Where’s the proof?
Numerous studies have been published attempting to either substantiate or disprove Simeons’ theory of the effectiveness of HCG for weight reduction. These have included well-designed, randomized controlled trials (RCTs-the ‘gold standard’ of clinical-trial evidence) comparing HCG injections with saline injections (as the placebo for comparison). In almost every study, HCG has proved to be ineffective. In other words, any resulting weight loss was entirely due to sticking with the low-calorie diet.
In one critical review by two researchers from the Pennington Biomedical Research Center in Baton Rouge, LA, it was found that weight loss was identical between two groups of dieters whether they received HCG or a placebo. More-over, there were no differences in terms of hunger, mood and body measurements (West J Med, 1977; 127: 461-3).
More recently, a meta-analysis (pooled analysis) of 24 relevant studies in the scientific literature concluded that there is no scientific evidence to support the claim that HCG can cause weight loss, redis-tribute fat, reduce hunger or create feelings of wellbeing (Br J Clin Pharmacol, 1995; 40: 237-43).
On the other hand, there is one RCT that reported positive findings with HCG. Published in 1973 by two US-based physicians, one of whom was the executive director of the American Society of Bariatric Physicians, the study involved 40 women who had received either HCG injections-a total of 36 injections, unless their ideal weight was achieved prior to this-or a placebo, and who followed a diet of 500-550 calories a day.
The results showed that the HCG group lost significantly more weight than the placebo group.
What was important, however-given the main beneficial claims of taking the hormone-was that, according to their responses to a questionnaire, the women given HCG said they were less hungry and generally felt better compared with the controls (Am J Clin Nutr, 1973; 26: 211-8).
Nevertheless, the study has since been heavily criticized (Am J Clin Nutr, 1973; 26: 1039-41), and a team of researchers who tried to replicate the study failed to find any differences in the number of injections received, weight loss, percentage of weight loss, hip and waist circumferences, weight loss per injections or hunger ratings between those taking HCG and those given a placebo while dieting.
For this reason, the researchers concluded that “HCG does not appear to enhance the effectiveness of a rigidly imposed regimen for weight reduction” (Am J Clin Nutr, 1976; 29: 940-8).
Despite the lack of any scientific evidence that the HCG diet works, it continues to be promoted as a miracle weight-loss cure, and it now appears to be more popular than ever.
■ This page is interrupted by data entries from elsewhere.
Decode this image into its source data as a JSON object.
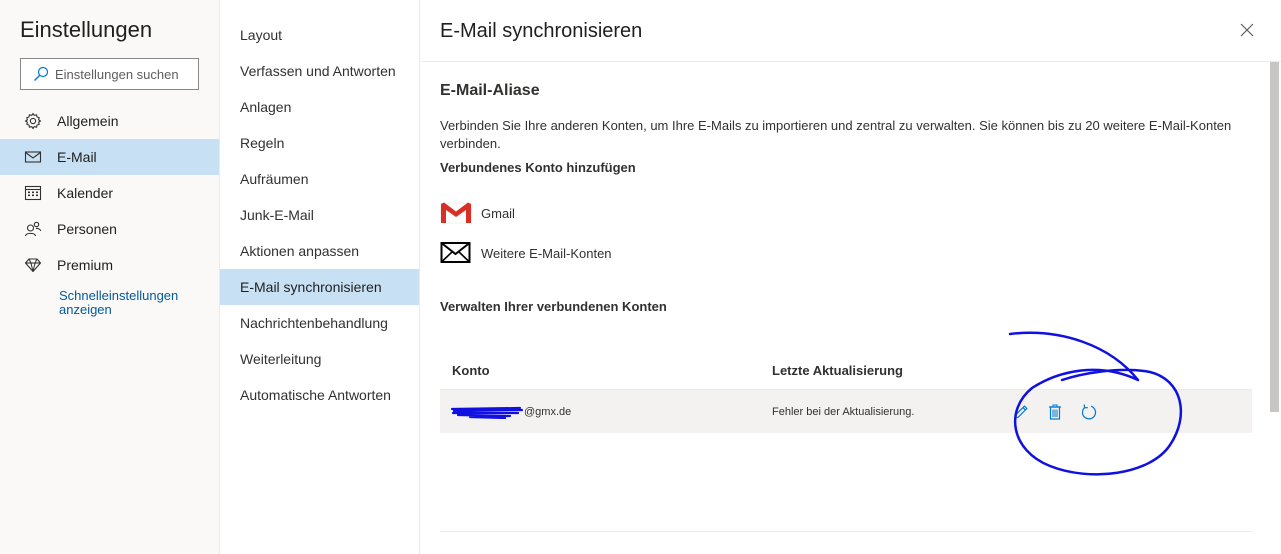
{
  "settings": {
    "title": "Einstellungen",
    "search_placeholder": "Einstellungen suchen",
    "nav": [
      {
        "label": "Allgemein",
        "icon": "gear-icon"
      },
      {
        "label": "E-Mail",
        "icon": "mail-icon",
        "selected": true
      },
      {
        "label": "Kalender",
        "icon": "calendar-icon"
      },
      {
        "label": "Personen",
        "icon": "people-icon"
      },
      {
        "label": "Premium",
        "icon": "diamond-icon"
      }
    ],
    "quick_settings_link": "Schnelleinstellungen anzeigen"
  },
  "mail_menu": {
    "items": [
      "Layout",
      "Verfassen und Antworten",
      "Anlagen",
      "Regeln",
      "Aufräumen",
      "Junk-E-Mail",
      "Aktionen anpassen",
      "E-Mail synchronisieren",
      "Nachrichtenbehandlung",
      "Weiterleitung",
      "Automatische Antworten"
    ],
    "selected": "E-Mail synchronisieren"
  },
  "pane": {
    "title": "E-Mail synchronisieren",
    "section_title": "E-Mail-Aliase",
    "description": "Verbinden Sie Ihre anderen Konten, um Ihre E-Mails zu importieren und zentral zu verwalten. Sie können bis zu 20 weitere E-Mail-Konten verbinden.",
    "add_account_title": "Verbundenes Konto hinzufügen",
    "providers": [
      {
        "label": "Gmail",
        "icon": "gmail-icon"
      },
      {
        "label": "Weitere E-Mail-Konten",
        "icon": "envelope-icon"
      }
    ],
    "manage_title": "Verwalten Ihrer verbundenen Konten",
    "table": {
      "headers": [
        "Konto",
        "Letzte Aktualisierung"
      ],
      "rows": [
        {
          "account": "@gmx.de",
          "status": "Fehler bei der Aktualisierung."
        }
      ]
    }
  },
  "colors": {
    "selected_bg": "#c7e0f4",
    "link": "#005a9e",
    "gmail_red": "#d93025",
    "annotation_blue": "#1010e0"
  }
}
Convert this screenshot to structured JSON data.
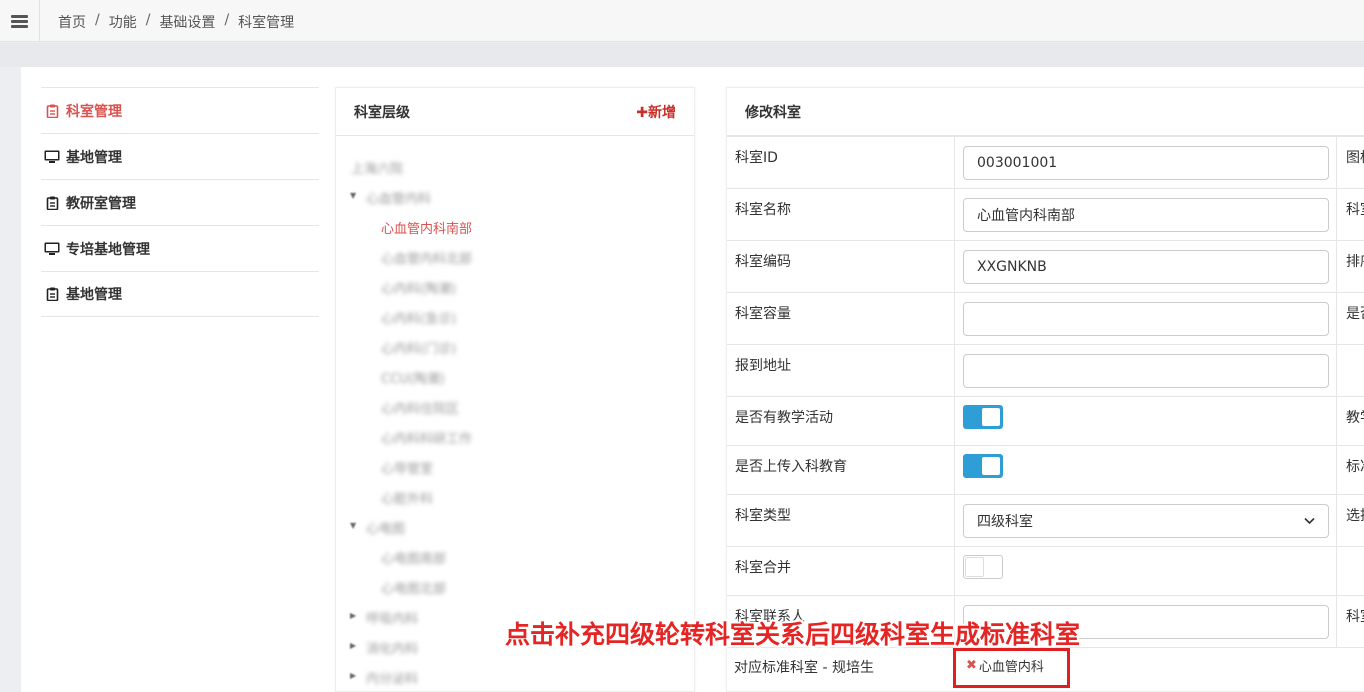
{
  "breadcrumb": [
    "首页",
    "功能",
    "基础设置",
    "科室管理"
  ],
  "nav": [
    {
      "label": "科室管理",
      "icon": "clipboard-icon",
      "active": true
    },
    {
      "label": "基地管理",
      "icon": "monitor-icon",
      "active": false
    },
    {
      "label": "教研室管理",
      "icon": "clipboard-icon",
      "active": false
    },
    {
      "label": "专培基地管理",
      "icon": "monitor-icon",
      "active": false
    },
    {
      "label": "基地管理",
      "icon": "clipboard-icon",
      "active": false
    }
  ],
  "tree_panel": {
    "title": "科室层级",
    "add_label": "✚新增",
    "nodes": [
      {
        "label": "上海六院",
        "level": 0
      },
      {
        "label": "心血管内科",
        "level": 1,
        "expanded": true
      },
      {
        "label": "心血管内科南部",
        "level": 2,
        "selected": true
      },
      {
        "label": "心血管内科北部",
        "level": 2
      },
      {
        "label": "心内科(陶潮)",
        "level": 2
      },
      {
        "label": "心内科(急诊)",
        "level": 2
      },
      {
        "label": "心内科(门诊)",
        "level": 2
      },
      {
        "label": "CCU(陶潮)",
        "level": 2
      },
      {
        "label": "心内科住院区",
        "level": 2
      },
      {
        "label": "心内科科研工作",
        "level": 2
      },
      {
        "label": "心导管室",
        "level": 2
      },
      {
        "label": "心脏外科",
        "level": 2
      },
      {
        "label": "心电图",
        "level": 1,
        "expanded": true
      },
      {
        "label": "心电图南部",
        "level": 2
      },
      {
        "label": "心电图北部",
        "level": 2
      },
      {
        "label": "呼吸内科",
        "level": 1,
        "expanded": false
      },
      {
        "label": "消化内科",
        "level": 1,
        "expanded": false
      },
      {
        "label": "内分泌科",
        "level": 1,
        "expanded": false
      }
    ]
  },
  "form_panel": {
    "title": "修改科室",
    "rows": [
      {
        "label": "科室ID",
        "type": "input",
        "value": "003001001",
        "right_label": "图标"
      },
      {
        "label": "科室名称",
        "type": "input",
        "value": "心血管内科南部",
        "right_label": "科室"
      },
      {
        "label": "科室编码",
        "type": "input",
        "value": "XXGNKNB",
        "right_label": "排序"
      },
      {
        "label": "科室容量",
        "type": "input",
        "value": "",
        "right_label": "是否"
      },
      {
        "label": "报到地址",
        "type": "input",
        "value": "",
        "right_label": ""
      },
      {
        "label": "是否有教学活动",
        "type": "toggle",
        "on": true,
        "right_label": "教学"
      },
      {
        "label": "是否上传入科教育",
        "type": "toggle",
        "on": true,
        "right_label": "标准"
      },
      {
        "label": "科室类型",
        "type": "select",
        "value": "四级科室",
        "right_label": "选择"
      },
      {
        "label": "科室合并",
        "type": "toggle",
        "on": false,
        "right_label": ""
      },
      {
        "label": "科室联系人",
        "type": "input",
        "value": "",
        "right_label": "科室"
      }
    ],
    "standard_label": "对应标准科室 - 规培生",
    "standard_tag": "心血管内科",
    "standard_tag_remove": "✖"
  },
  "annotation": "点击补充四级轮转科室关系后四级科室生成标准科室",
  "colors": {
    "accent_red": "#d9534f",
    "toggle_blue": "#2f9ed7",
    "annotation_red": "#e52424"
  }
}
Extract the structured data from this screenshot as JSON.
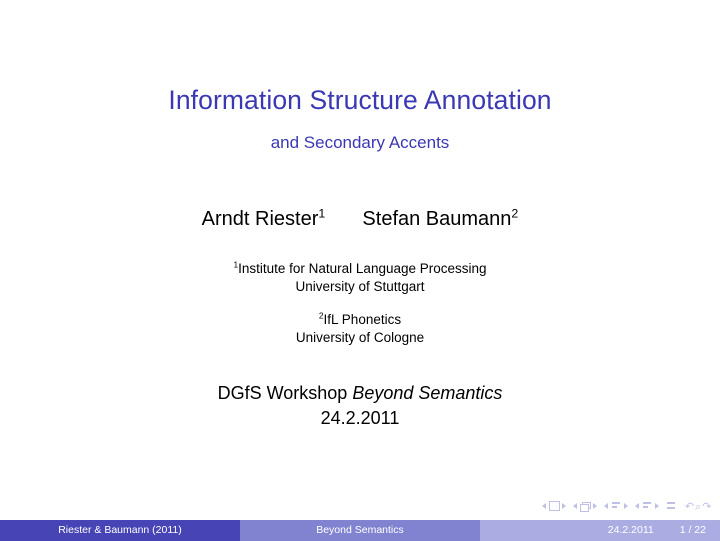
{
  "slide": {
    "title": "Information Structure Annotation",
    "subtitle": "and Secondary Accents",
    "title_color": "#3B38B4",
    "authors": [
      {
        "name": "Arndt Riester",
        "marker": "1"
      },
      {
        "name": "Stefan Baumann",
        "marker": "2"
      }
    ],
    "affiliations": [
      {
        "marker": "1",
        "institute": "Institute for Natural Language Processing",
        "university": "University of Stuttgart"
      },
      {
        "marker": "2",
        "institute": "IfL Phonetics",
        "university": "University of Cologne"
      }
    ],
    "event": {
      "prefix": "DGfS Workshop ",
      "workshop_title": "Beyond Semantics",
      "date": "24.2.2011"
    }
  },
  "navigation": {
    "items": [
      {
        "icon": "slide-icon",
        "label": "slide"
      },
      {
        "icon": "frame-icon",
        "label": "frame"
      },
      {
        "icon": "subsection-icon",
        "label": "subsection"
      },
      {
        "icon": "section-icon",
        "label": "section"
      },
      {
        "icon": "presentation-icon",
        "label": "presentation"
      }
    ],
    "arrows": {
      "back": "↶",
      "search": "⌕",
      "forward": "↷"
    }
  },
  "footer": {
    "author": "Riester & Baumann  (2011)",
    "title": "Beyond Semantics",
    "date": "24.2.2011",
    "page": "1 / 22",
    "colors": {
      "author_bg": "#4744B5",
      "title_bg": "#8183D0",
      "right_bg": "#ABACE2",
      "text": "#FFFFFF"
    }
  }
}
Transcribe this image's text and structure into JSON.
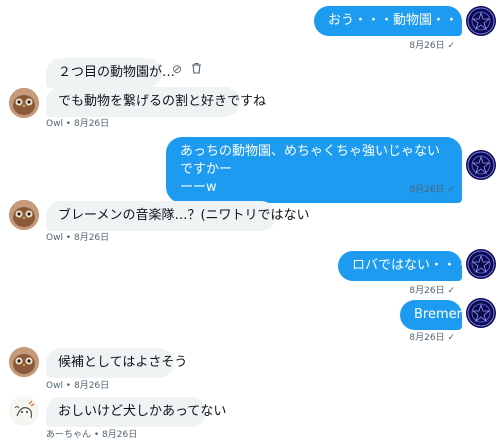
{
  "messages": [
    {
      "text": "おう・・・動物園・・・",
      "meta": "8月26日 ✓"
    },
    {
      "text": "２つ目の動物園が…"
    },
    {
      "text": "でも動物を繋げるの割と好きですね",
      "meta": "Owl • 8月26日"
    },
    {
      "text_line1": "あっちの動物園、めちゃくちゃ強いじゃないですかー",
      "text_line2": "ーーw",
      "meta": "8月26日 ✓"
    },
    {
      "text": "ブレーメンの音楽隊…？(ニワトリではない",
      "meta": "Owl • 8月26日"
    },
    {
      "text": "ロバではない・・・",
      "meta": "8月26日 ✓"
    },
    {
      "text": "Bremen",
      "meta": "8月26日 ✓"
    },
    {
      "text": "候補としてはよさそう",
      "meta": "Owl • 8月26日"
    },
    {
      "text": "おしいけど犬しかあってない",
      "meta": "あーちゃん • 8月26日"
    }
  ],
  "icons": {
    "block": "⊘",
    "trash": "🗑"
  },
  "colors": {
    "outgoing_bubble": "#1d9bf0",
    "incoming_bubble": "#eff3f4",
    "meta_text": "#536471"
  }
}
Much of this new-found popularity may be because HCG is now available in the form of homeopathic drops and sprays, which are meant to be taken orally-far more convenient and acceptable than an injection.
Nevertheless, no scientific tests of homeopathic HCG have yet been published, but it may be safe to assume that it is not likely to be any more effective than the injected hormone.
Ultimately, the HCG diet doesn’t live up to its claims, and reports suggest that it could even be dangerous. The extremely low caloric intake alone is likely to be bad for your health, but there’s also the questionable safety of the HCG injections themselves (see box above).
As usual, if it sounds too good to be true, it usually is.
The reported adverse effects of the HCG diet (Can Med Assoc J, 1983; 128: 1156-7) include:
o oedema (water retention)
o pain at the injection site
o gynaecomastia (breast enlargement in men).
Treatment with HCG has also been linked to:
o early puberty
o blood clots
o fluid accumulation in the lungs and abdominal cavity
o ovarian overstimulation syndrome, involving oedema, cyst formation
and intra-abdominal haemorrhage
o multiple pregnancy, with an increased prevalence of prematurity,
abortion, perinatal death and preeclampsia.
WDDTY VOL. 21 ISSUE 6